For those of you working with the DWF Toolkit, did you know that you can control the number of bits used to represent 3D (x,y,z) values in your DWF output? DWF Software Architect, Garrick Evans, notes that you can specify the number of bits for the 3D geometry as well as the lighting normals. Larger numbers improve the fidelity of the resulting DWF file but also moderately increase its file size.
DWFModel::enableNormalsCompression( nTotalNormalBits );
DWFModel::enableVertexCompression( nTotalVertexBits, nTotalParameterBits );
The files below are named “Vert-n Norm-m.dwf” where n is the number of total bits used for vertex coordinate quantization (e.g. 54 bits / 3 dimensions = 18 bits per dimension) and m is the total number of bits used vertex normal vector quantization. Fewer bits means more compression but also less data and thus less accuracy. The last file, [54-24], is what the DWF Toolkit publishes by default.
For this particular case, the two ends of the spectrum are:

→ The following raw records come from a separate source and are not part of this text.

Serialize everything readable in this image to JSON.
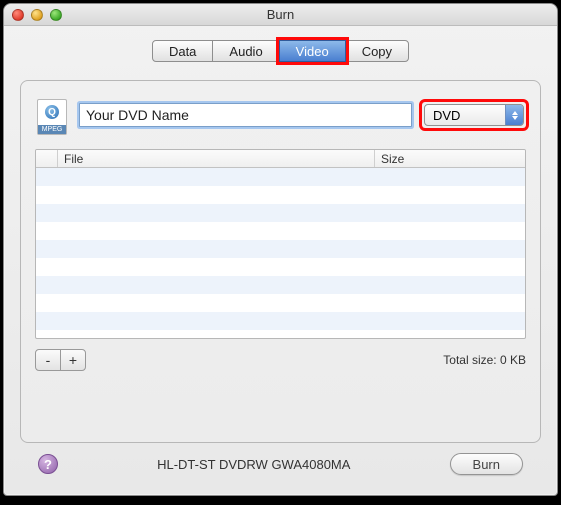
{
  "window": {
    "title": "Burn"
  },
  "tabs": {
    "data": "Data",
    "audio": "Audio",
    "video": "Video",
    "copy": "Copy",
    "selected": "video"
  },
  "name_row": {
    "icon_label": "MPEG",
    "input_value": "Your DVD Name",
    "format": "DVD"
  },
  "table": {
    "columns": {
      "file": "File",
      "size": "Size"
    },
    "rows": []
  },
  "buttons": {
    "remove": "-",
    "add": "+",
    "burn": "Burn"
  },
  "status": {
    "total_size": "Total size: 0 KB",
    "drive": "HL-DT-ST DVDRW GWA4080MA"
  },
  "help": "?"
}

The second image has smoother geometry and more precise specular highlights. DWF Toolkit users can balance fidelity versus file size trade-offs suited to their own applications. Powerful programming capabilities for selecting how to represent 3D design data is another way DWF goes beyond 2D paper.